BEGIN DATA FOR THIS EXERCISE

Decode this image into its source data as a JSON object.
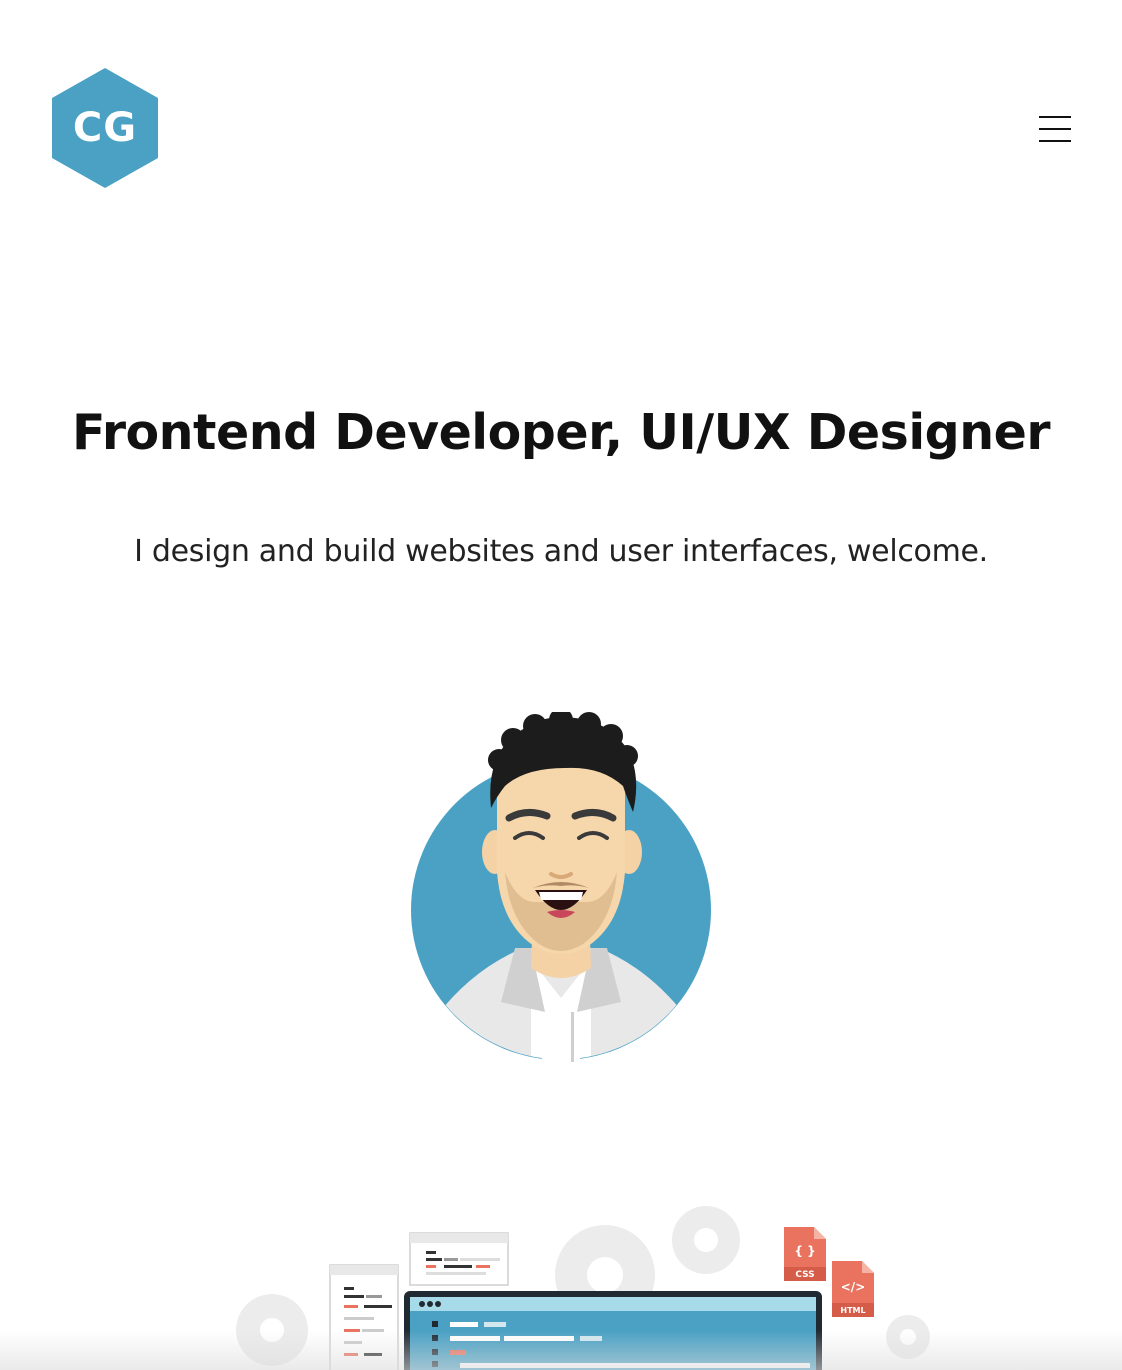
{
  "header": {
    "logo_text": "CG",
    "logo_color": "#4aa1c4",
    "menu_icon": "hamburger-icon"
  },
  "hero": {
    "title": "Frontend Developer, UI/UX Designer",
    "subtitle": "I design and build websites and user interfaces, welcome."
  },
  "illustration": {
    "css_label": "CSS",
    "css_glyph": "{ }",
    "html_label": "HTML",
    "html_glyph": "</>",
    "accent_color": "#4aa1c4",
    "file_color": "#e9735f"
  }
}
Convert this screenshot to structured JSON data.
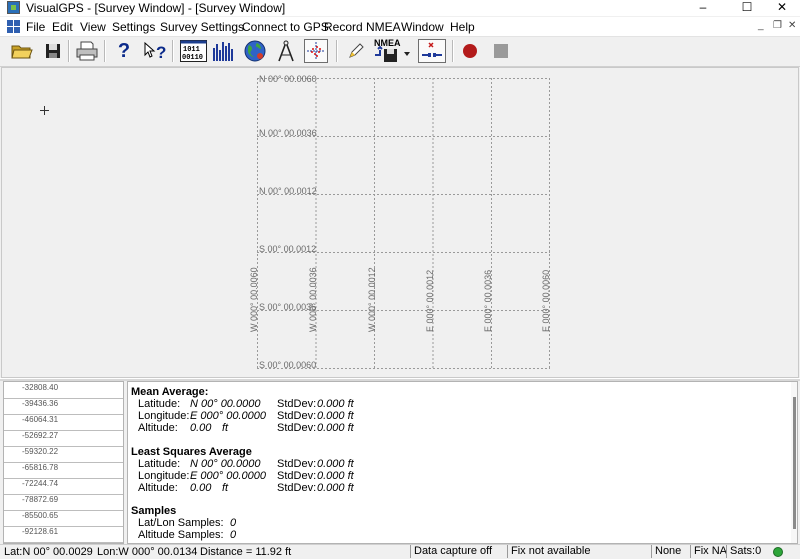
{
  "window": {
    "title": "VisualGPS - [Survey Window] - [Survey Window]",
    "minimize": "–",
    "maximize": "☐",
    "close": "✕"
  },
  "menu": {
    "items": [
      "File",
      "Edit",
      "View",
      "Settings",
      "Survey Settings",
      "Connect to GPS",
      "Record NMEA",
      "Window",
      "Help"
    ],
    "mdi_minimize": "_",
    "mdi_restore": "❐",
    "mdi_close": "✕"
  },
  "toolbar": {
    "nmea_label": "NMEA",
    "icons": [
      "open-folder-icon",
      "save-disk-icon",
      "print-icon",
      "help-icon",
      "context-help-icon",
      "nmea-monitor-icon",
      "signal-bars-icon",
      "globe-icon",
      "compass-icon",
      "survey-plot-icon",
      "edit-icon",
      "record-nmea-icon",
      "connection-icon",
      "record-icon",
      "stop-icon"
    ],
    "colors": {
      "record": "#b31b1b",
      "stop": "#9a9a9a"
    }
  },
  "survey": {
    "lat_labels": [
      "N 00° 00.0060",
      "N 00° 00.0036",
      "N 00° 00.0012",
      "S 00° 00.0012",
      "S 00° 00.0036",
      "S 00° 00.0060"
    ],
    "lon_labels": [
      "W 000° 00.0060",
      "W 000° 00.0036",
      "W 000° 00.0012",
      "E 000° 00.0012",
      "E 000° 00.0036",
      "E 000° 00.0060"
    ]
  },
  "altitude_scale": [
    "-32808.40",
    "-39436.36",
    "-46064.31",
    "-52692.27",
    "-59320.22",
    "-65816.78",
    "-72244.74",
    "-78872.69",
    "-85500.65",
    "-92128.61"
  ],
  "stats": {
    "mean": {
      "heading": "Mean Average:",
      "latitude_label": "Latitude:",
      "latitude": "N 00° 00.0000",
      "longitude_label": "Longitude:",
      "longitude": "E 000° 00.0000",
      "altitude_label": "Altitude:",
      "altitude": "0.00",
      "altitude_unit": "ft",
      "stddev_label": "StdDev:",
      "sd_lat": "0.000 ft",
      "sd_lon": "0.000 ft",
      "sd_alt": "0.000 ft"
    },
    "lsq": {
      "heading": "Least Squares Average",
      "latitude_label": "Latitude:",
      "latitude": "N 00° 00.0000",
      "longitude_label": "Longitude:",
      "longitude": "E 000° 00.0000",
      "altitude_label": "Altitude:",
      "altitude": "0.00",
      "altitude_unit": "ft",
      "stddev_label": "StdDev:",
      "sd_lat": "0.000 ft",
      "sd_lon": "0.000 ft",
      "sd_alt": "0.000 ft"
    },
    "samples": {
      "heading": "Samples",
      "latlon_label": "Lat/Lon Samples:",
      "latlon": "0",
      "altitude_label": "Altitude Samples:",
      "altitude": "0"
    }
  },
  "status": {
    "lat": "Lat:N 00° 00.0029",
    "lon": "Lon:W 000° 00.0134",
    "distance": "Distance = 11.92 ft",
    "capture": "Data capture off",
    "fix": "Fix not available",
    "dgps": "None",
    "fix_type": "Fix NA",
    "sats": "Sats:0",
    "led_color": "#2ea63a"
  }
}
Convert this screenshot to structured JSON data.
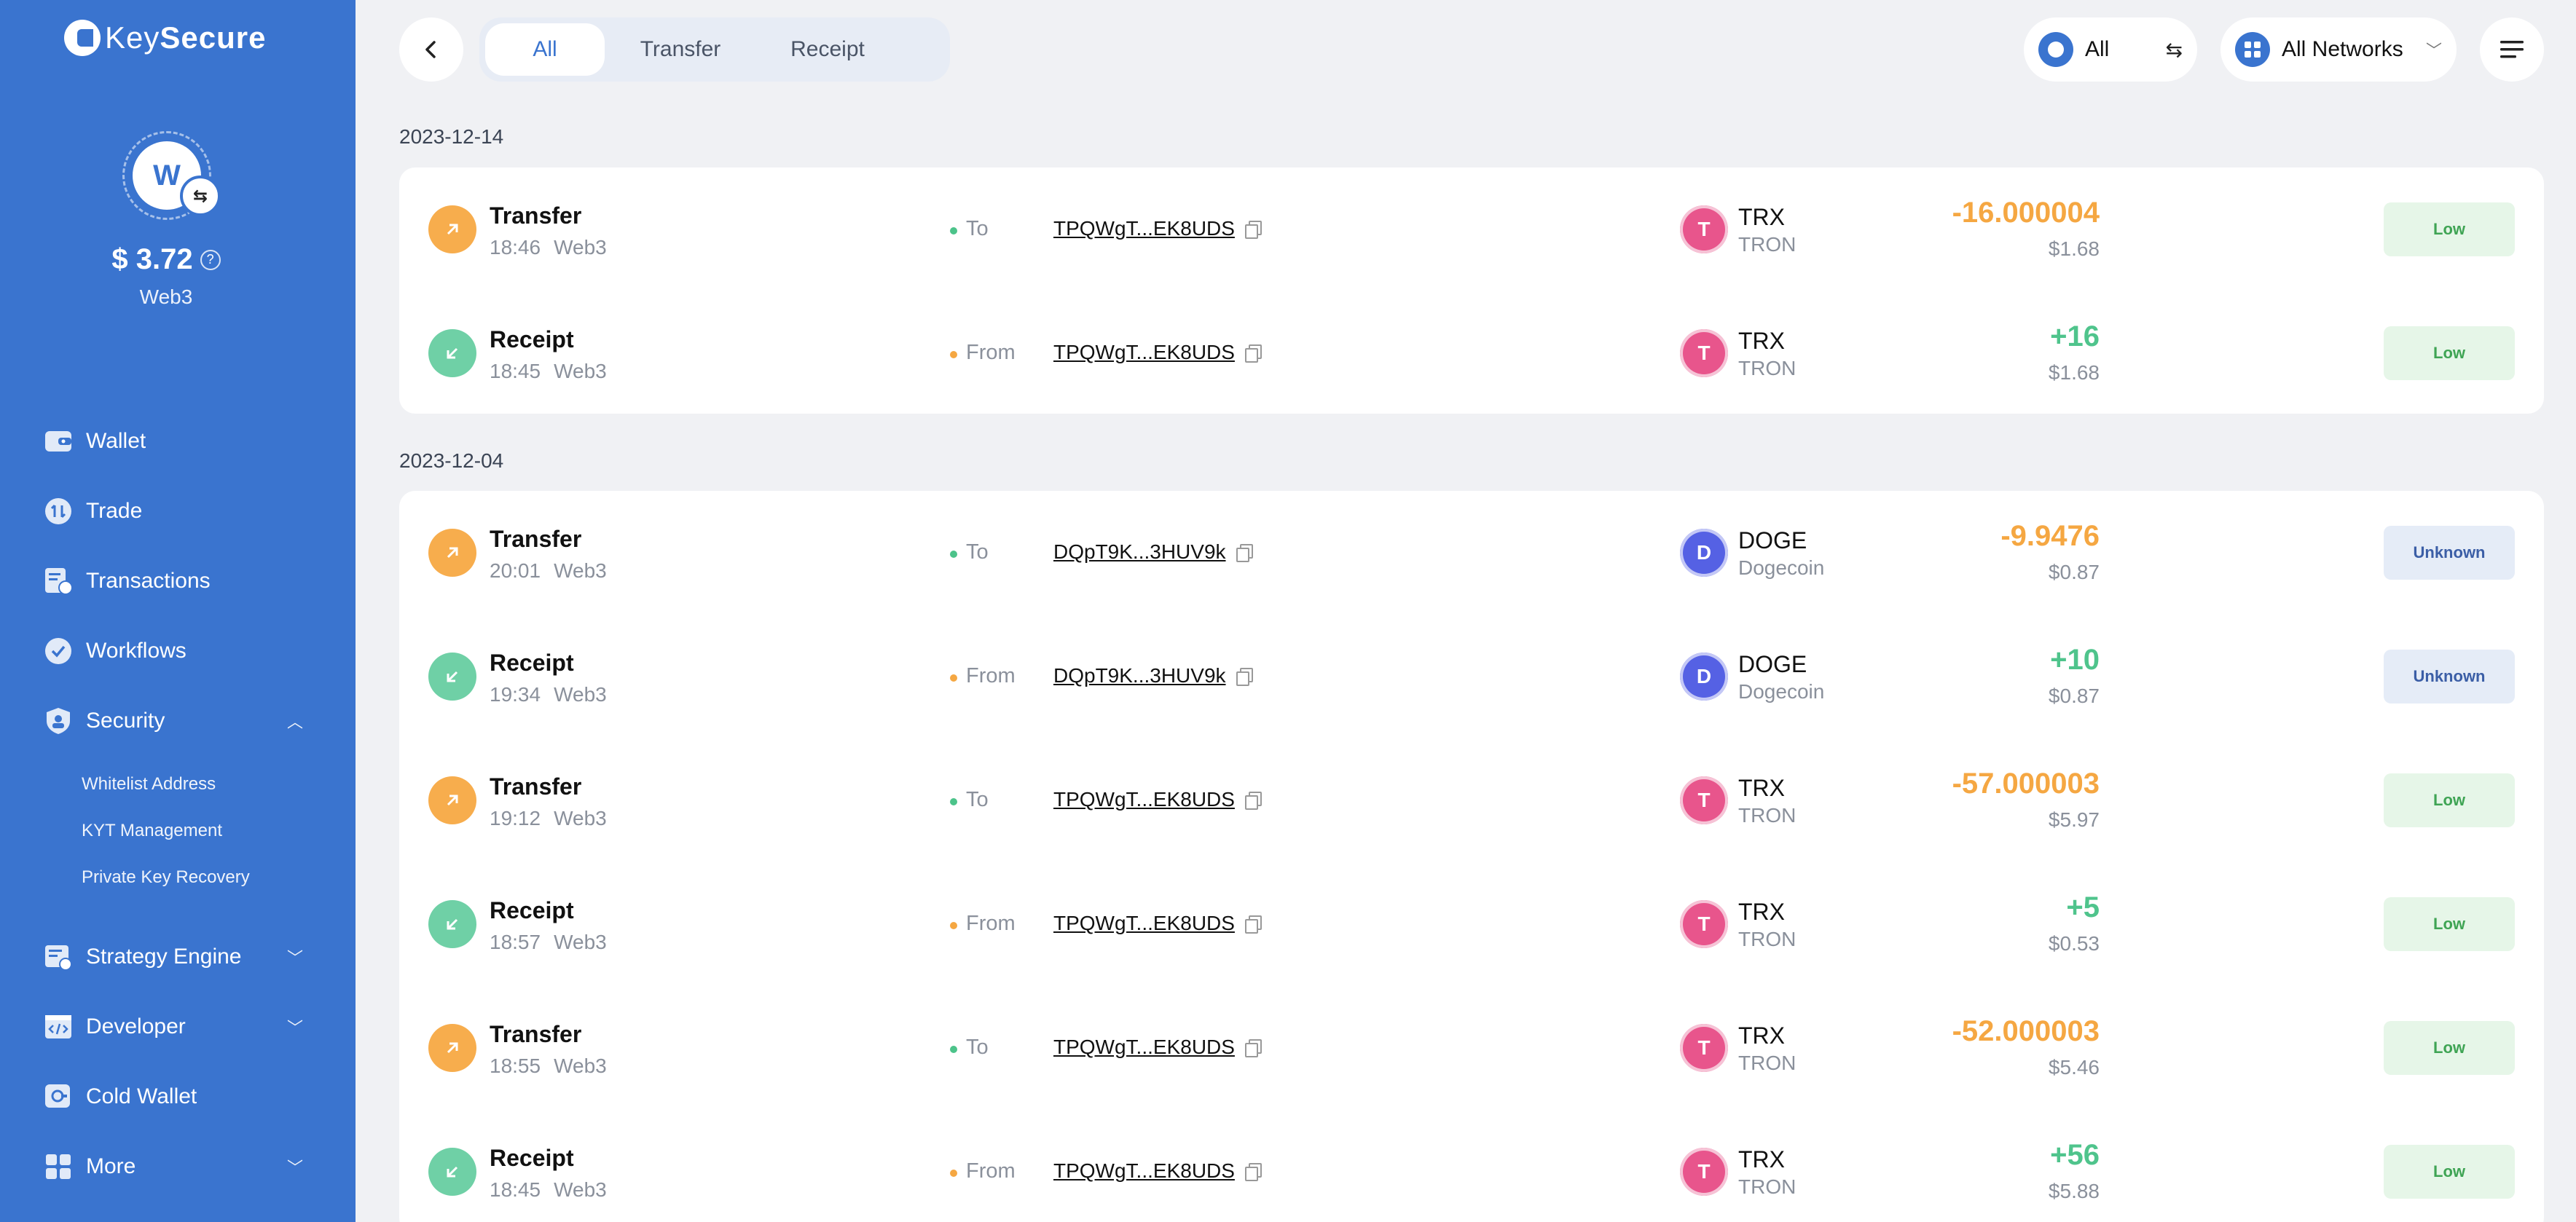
{
  "app": {
    "brand": "KeySecure",
    "brand_prefix": "Key",
    "brand_suffix": "Secure"
  },
  "account": {
    "avatar_letter": "W",
    "balance": "$ 3.72",
    "name": "Web3"
  },
  "sidebar": {
    "items": [
      {
        "label": "Wallet",
        "icon": "wallet-icon"
      },
      {
        "label": "Trade",
        "icon": "trade-icon"
      },
      {
        "label": "Transactions",
        "icon": "transactions-icon"
      },
      {
        "label": "Workflows",
        "icon": "workflows-icon"
      },
      {
        "label": "Security",
        "icon": "shield-icon",
        "expanded": true
      },
      {
        "label": "Strategy Engine",
        "icon": "strategy-icon"
      },
      {
        "label": "Developer",
        "icon": "developer-icon"
      },
      {
        "label": "Cold Wallet",
        "icon": "cold-wallet-icon"
      },
      {
        "label": "More",
        "icon": "grid-icon"
      }
    ],
    "security_sub": [
      "Whitelist Address",
      "KYT Management",
      "Private Key Recovery"
    ]
  },
  "filters": {
    "tabs": [
      "All",
      "Transfer",
      "Receipt"
    ],
    "active_tab": "All",
    "asset": "All",
    "network": "All Networks"
  },
  "colors": {
    "sidebar": "#3a74cf",
    "negative": "#f5a742",
    "positive": "#4fc48c",
    "trx": "#e8558c",
    "doge": "#5561e4"
  },
  "groups": [
    {
      "date": "2023-12-14",
      "rows": [
        {
          "type": "Transfer",
          "time": "18:46",
          "account": "Web3",
          "dir": "To",
          "address": "TPQWgT...EK8UDS",
          "coin_letter": "T",
          "coin": "TRX",
          "chain": "TRON",
          "amount": "-16.000004",
          "usd": "$1.68",
          "risk": "Low"
        },
        {
          "type": "Receipt",
          "time": "18:45",
          "account": "Web3",
          "dir": "From",
          "address": "TPQWgT...EK8UDS",
          "coin_letter": "T",
          "coin": "TRX",
          "chain": "TRON",
          "amount": "+16",
          "usd": "$1.68",
          "risk": "Low"
        }
      ]
    },
    {
      "date": "2023-12-04",
      "rows": [
        {
          "type": "Transfer",
          "time": "20:01",
          "account": "Web3",
          "dir": "To",
          "address": "DQpT9K...3HUV9k",
          "coin_letter": "D",
          "coin": "DOGE",
          "chain": "Dogecoin",
          "amount": "-9.9476",
          "usd": "$0.87",
          "risk": "Unknown"
        },
        {
          "type": "Receipt",
          "time": "19:34",
          "account": "Web3",
          "dir": "From",
          "address": "DQpT9K...3HUV9k",
          "coin_letter": "D",
          "coin": "DOGE",
          "chain": "Dogecoin",
          "amount": "+10",
          "usd": "$0.87",
          "risk": "Unknown"
        },
        {
          "type": "Transfer",
          "time": "19:12",
          "account": "Web3",
          "dir": "To",
          "address": "TPQWgT...EK8UDS",
          "coin_letter": "T",
          "coin": "TRX",
          "chain": "TRON",
          "amount": "-57.000003",
          "usd": "$5.97",
          "risk": "Low"
        },
        {
          "type": "Receipt",
          "time": "18:57",
          "account": "Web3",
          "dir": "From",
          "address": "TPQWgT...EK8UDS",
          "coin_letter": "T",
          "coin": "TRX",
          "chain": "TRON",
          "amount": "+5",
          "usd": "$0.53",
          "risk": "Low"
        },
        {
          "type": "Transfer",
          "time": "18:55",
          "account": "Web3",
          "dir": "To",
          "address": "TPQWgT...EK8UDS",
          "coin_letter": "T",
          "coin": "TRX",
          "chain": "TRON",
          "amount": "-52.000003",
          "usd": "$5.46",
          "risk": "Low"
        },
        {
          "type": "Receipt",
          "time": "18:45",
          "account": "Web3",
          "dir": "From",
          "address": "TPQWgT...EK8UDS",
          "coin_letter": "T",
          "coin": "TRX",
          "chain": "TRON",
          "amount": "+56",
          "usd": "$5.88",
          "risk": "Low"
        }
      ]
    }
  ]
}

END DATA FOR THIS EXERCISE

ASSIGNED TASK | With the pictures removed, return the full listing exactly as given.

RESULT |
Decode this image into its source data as a JSON object.
{
  "header": {
    "logo_text": "CG",
    "logo_color": "#4aa1c4",
    "menu_icon": "hamburger-icon"
  },
  "hero": {
    "title": "Frontend Developer, UI/UX Designer",
    "subtitle": "I design and build websites and user interfaces, welcome."
  },
  "illustration": {
    "css_label": "CSS",
    "css_glyph": "{ }",
    "html_label": "HTML",
    "html_glyph": "</>",
    "accent_color": "#4aa1c4",
    "file_color": "#e9735f"
  }
}
Convert this screenshot to structured JSON data.
{
  "window": {
    "title": "VisualGPS - [Survey Window] - [Survey Window]",
    "minimize": "–",
    "maximize": "☐",
    "close": "✕"
  },
  "menu": {
    "items": [
      "File",
      "Edit",
      "View",
      "Settings",
      "Survey Settings",
      "Connect to GPS",
      "Record NMEA",
      "Window",
      "Help"
    ],
    "mdi_minimize": "_",
    "mdi_restore": "❐",
    "mdi_close": "✕"
  },
  "toolbar": {
    "nmea_label": "NMEA",
    "icons": [
      "open-folder-icon",
      "save-disk-icon",
      "print-icon",
      "help-icon",
      "context-help-icon",
      "nmea-monitor-icon",
      "signal-bars-icon",
      "globe-icon",
      "compass-icon",
      "survey-plot-icon",
      "edit-icon",
      "record-nmea-icon",
      "connection-icon",
      "record-icon",
      "stop-icon"
    ],
    "colors": {
      "record": "#b31b1b",
      "stop": "#9a9a9a"
    }
  },
  "survey": {
    "lat_labels": [
      "N 00° 00.0060",
      "N 00° 00.0036",
      "N 00° 00.0012",
      "S 00° 00.0012",
      "S 00° 00.0036",
      "S 00° 00.0060"
    ],
    "lon_labels": [
      "W 000° 00.0060",
      "W 000° 00.0036",
      "W 000° 00.0012",
      "E 000° 00.0012",
      "E 000° 00.0036",
      "E 000° 00.0060"
    ]
  },
  "altitude_scale": [
    "-32808.40",
    "-39436.36",
    "-46064.31",
    "-52692.27",
    "-59320.22",
    "-65816.78",
    "-72244.74",
    "-78872.69",
    "-85500.65",
    "-92128.61"
  ],
  "stats": {
    "mean": {
      "heading": "Mean Average:",
      "latitude_label": "Latitude:",
      "latitude": "N 00° 00.0000",
      "longitude_label": "Longitude:",
      "longitude": "E 000° 00.0000",
      "altitude_label": "Altitude:",
      "altitude": "0.00",
      "altitude_unit": "ft",
      "stddev_label": "StdDev:",
      "sd_lat": "0.000 ft",
      "sd_lon": "0.000 ft",
      "sd_alt": "0.000 ft"
    },
    "lsq": {
      "heading": "Least Squares Average",
      "latitude_label": "Latitude:",
      "latitude": "N 00° 00.0000",
      "longitude_label": "Longitude:",
      "longitude": "E 000° 00.0000",
      "altitude_label": "Altitude:",
      "altitude": "0.00",
      "altitude_unit": "ft",
      "stddev_label": "StdDev:",
      "sd_lat": "0.000 ft",
      "sd_lon": "0.000 ft",
      "sd_alt": "0.000 ft"
    },
    "samples": {
      "heading": "Samples",
      "latlon_label": "Lat/Lon Samples:",
      "latlon": "0",
      "altitude_label": "Altitude Samples:",
      "altitude": "0"
    }
  },
  "status": {
    "lat": "Lat:N 00° 00.0029",
    "lon": "Lon:W 000° 00.0134",
    "distance": "Distance = 11.92 ft",
    "capture": "Data capture off",
    "fix": "Fix not available",
    "dgps": "None",
    "fix_type": "Fix NA",
    "sats": "Sats:0",
    "led_color": "#2ea63a"
  }
}
Convert this screenshot to structured JSON data.
{
  "app": {
    "brand": "KeySecure",
    "brand_prefix": "Key",
    "brand_suffix": "Secure"
  },
  "account": {
    "avatar_letter": "W",
    "balance": "$ 3.72",
    "name": "Web3"
  },
  "sidebar": {
    "items": [
      {
        "label": "Wallet",
        "icon": "wallet-icon"
      },
      {
        "label": "Trade",
        "icon": "trade-icon"
      },
      {
        "label": "Transactions",
        "icon": "transactions-icon"
      },
      {
        "label": "Workflows",
        "icon": "workflows-icon"
      },
      {
        "label": "Security",
        "icon": "shield-icon",
        "expanded": true
      },
      {
        "label": "Strategy Engine",
        "icon": "strategy-icon"
      },
      {
        "label": "Developer",
        "icon": "developer-icon"
      },
      {
        "label": "Cold Wallet",
        "icon": "cold-wallet-icon"
      },
      {
        "label": "More",
        "icon": "grid-icon"
      }
    ],
    "security_sub": [
      "Whitelist Address",
      "KYT Management",
      "Private Key Recovery"
    ]
  },
  "filters": {
    "tabs": [
      "All",
      "Transfer",
      "Receipt"
    ],
    "active_tab": "All",
    "asset": "All",
    "network": "All Networks"
  },
  "colors": {
    "sidebar": "#3a74cf",
    "negative": "#f5a742",
    "positive": "#4fc48c",
    "trx": "#e8558c",
    "doge": "#5561e4"
  },
  "groups": [
    {
      "date": "2023-12-14",
      "rows": [
        {
          "type": "Transfer",
          "time": "18:46",
          "account": "Web3",
          "dir": "To",
          "address": "TPQWgT...EK8UDS",
          "coin_letter": "T",
          "coin": "TRX",
          "chain": "TRON",
          "amount": "-16.000004",
          "usd": "$1.68",
          "risk": "Low"
        },
        {
          "type": "Receipt",
          "time": "18:45",
          "account": "Web3",
          "dir": "From",
          "address": "TPQWgT...EK8UDS",
          "coin_letter": "T",
          "coin": "TRX",
          "chain": "TRON",
          "amount": "+16",
          "usd": "$1.68",
          "risk": "Low"
        }
      ]
    },
    {
      "date": "2023-12-04",
      "rows": [
        {
          "type": "Transfer",
          "time": "20:01",
          "account": "Web3",
          "dir": "To",
          "address": "DQpT9K...3HUV9k",
          "coin_letter": "D",
          "coin": "DOGE",
          "chain": "Dogecoin",
          "amount": "-9.9476",
          "usd": "$0.87",
          "risk": "Unknown"
        },
        {
          "type": "Receipt",
          "time": "19:34",
          "account": "Web3",
          "dir": "From",
          "address": "DQpT9K...3HUV9k",
          "coin_letter": "D",
          "coin": "DOGE",
          "chain": "Dogecoin",
          "amount": "+10",
          "usd": "$0.87",
          "risk": "Unknown"
        },
        {
          "type": "Transfer",
          "time": "19:12",
          "account": "Web3",
          "dir": "To",
          "address": "TPQWgT...EK8UDS",
          "coin_letter": "T",
          "coin": "TRX",
          "chain": "TRON",
          "amount": "-57.000003",
          "usd": "$5.97",
          "risk": "Low"
        },
        {
          "type": "Receipt",
          "time": "18:57",
          "account": "Web3",
          "dir": "From",
          "address": "TPQWgT...EK8UDS",
          "coin_letter": "T",
          "coin": "TRX",
          "chain": "TRON",
          "amount": "+5",
          "usd": "$0.53",
          "risk": "Low"
        },
        {
          "type": "Transfer",
          "time": "18:55",
          "account": "Web3",
          "dir": "To",
          "address": "TPQWgT...EK8UDS",
          "coin_letter": "T",
          "coin": "TRX",
          "chain": "TRON",
          "amount": "-52.000003",
          "usd": "$5.46",
          "risk": "Low"
        },
        {
          "type": "Receipt",
          "time": "18:45",
          "account": "Web3",
          "dir": "From",
          "address": "TPQWgT...EK8UDS",
          "coin_letter": "T",
          "coin": "TRX",
          "chain": "TRON",
          "amount": "+56",
          "usd": "$5.88",
          "risk": "Low"
        }
      ]
    }
  ]
}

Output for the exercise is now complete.